Please repeat every entry exactly as written, but skip the pictures.
▬▬▬▬▬▬▬▬▬▬
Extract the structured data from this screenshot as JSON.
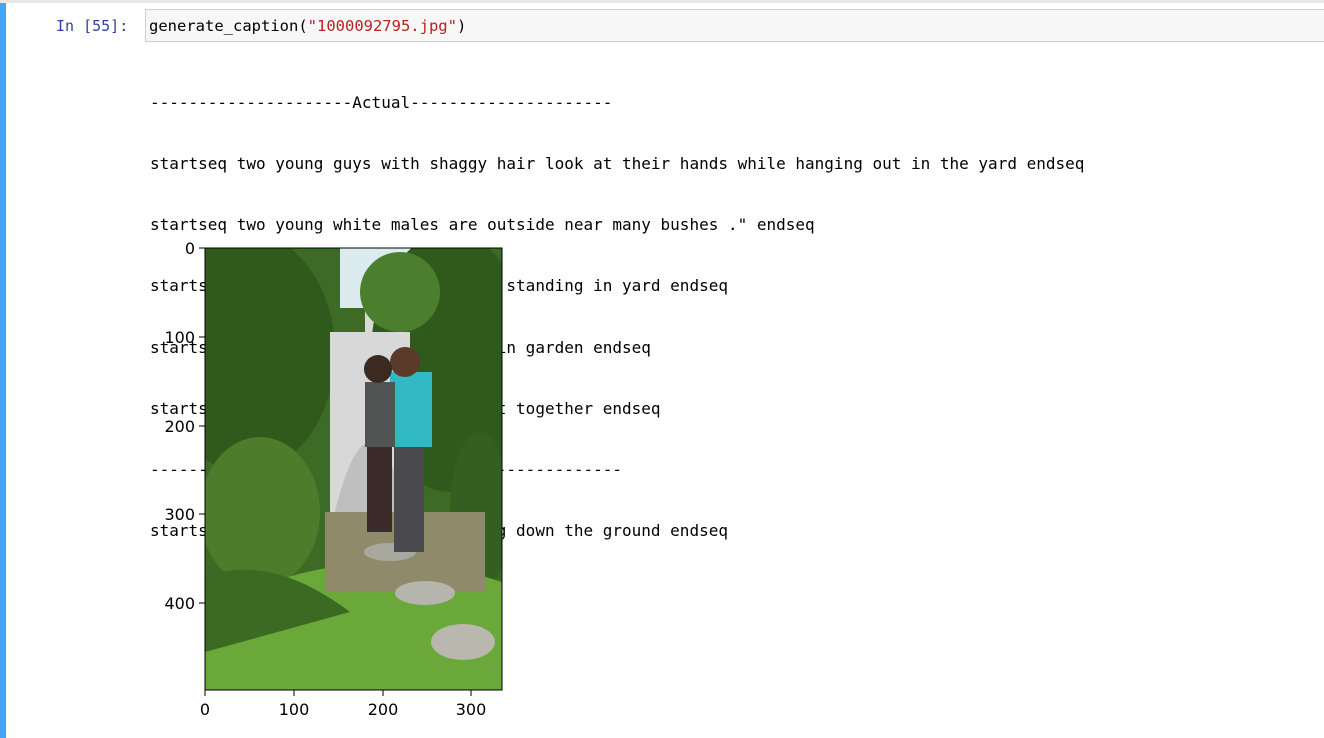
{
  "cell": {
    "prompt": "In [55]:",
    "code": {
      "function": "generate_caption",
      "open_paren": "(",
      "argument": "\"1000092795.jpg\"",
      "close_paren": ")"
    }
  },
  "output": {
    "lines": [
      "---------------------Actual---------------------",
      "startseq two young guys with shaggy hair look at their hands while hanging out in the yard endseq",
      "startseq two young white males are outside near many bushes .\" endseq",
      "startseq two men in green shirts are standing in yard endseq",
      "startseq man in blue shirt standing in garden endseq",
      "startseq two friends enjoy time spent together endseq",
      "--------------------Predicted--------------------",
      "startseq man in blue shirt is walking down the ground endseq"
    ]
  },
  "plot": {
    "y_ticks": [
      "0",
      "100",
      "200",
      "300",
      "400"
    ],
    "x_ticks": [
      "0",
      "100",
      "200",
      "300"
    ],
    "image_description": "photo of two young men standing in a garden",
    "colors": {
      "sky": "#dcebf0",
      "foliage": "#2f5a1c",
      "lawn": "#6aa83a",
      "shirt": "#31b9c4"
    }
  }
}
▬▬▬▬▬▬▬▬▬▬
▶ **Solution to this problem**
Extract the structured data from this screenshot as JSON.
{
  "cell": {
    "prompt": "In [55]:",
    "code": {
      "function": "generate_caption",
      "open_paren": "(",
      "argument": "\"1000092795.jpg\"",
      "close_paren": ")"
    }
  },
  "output": {
    "lines": [
      "---------------------Actual---------------------",
      "startseq two young guys with shaggy hair look at their hands while hanging out in the yard endseq",
      "startseq two young white males are outside near many bushes .\" endseq",
      "startseq two men in green shirts are standing in yard endseq",
      "startseq man in blue shirt standing in garden endseq",
      "startseq two friends enjoy time spent together endseq",
      "--------------------Predicted--------------------",
      "startseq man in blue shirt is walking down the ground endseq"
    ]
  },
  "plot": {
    "y_ticks": [
      "0",
      "100",
      "200",
      "300",
      "400"
    ],
    "x_ticks": [
      "0",
      "100",
      "200",
      "300"
    ],
    "image_description": "photo of two young men standing in a garden",
    "colors": {
      "sky": "#dcebf0",
      "foliage": "#2f5a1c",
      "lawn": "#6aa83a",
      "shirt": "#31b9c4"
    }
  }
}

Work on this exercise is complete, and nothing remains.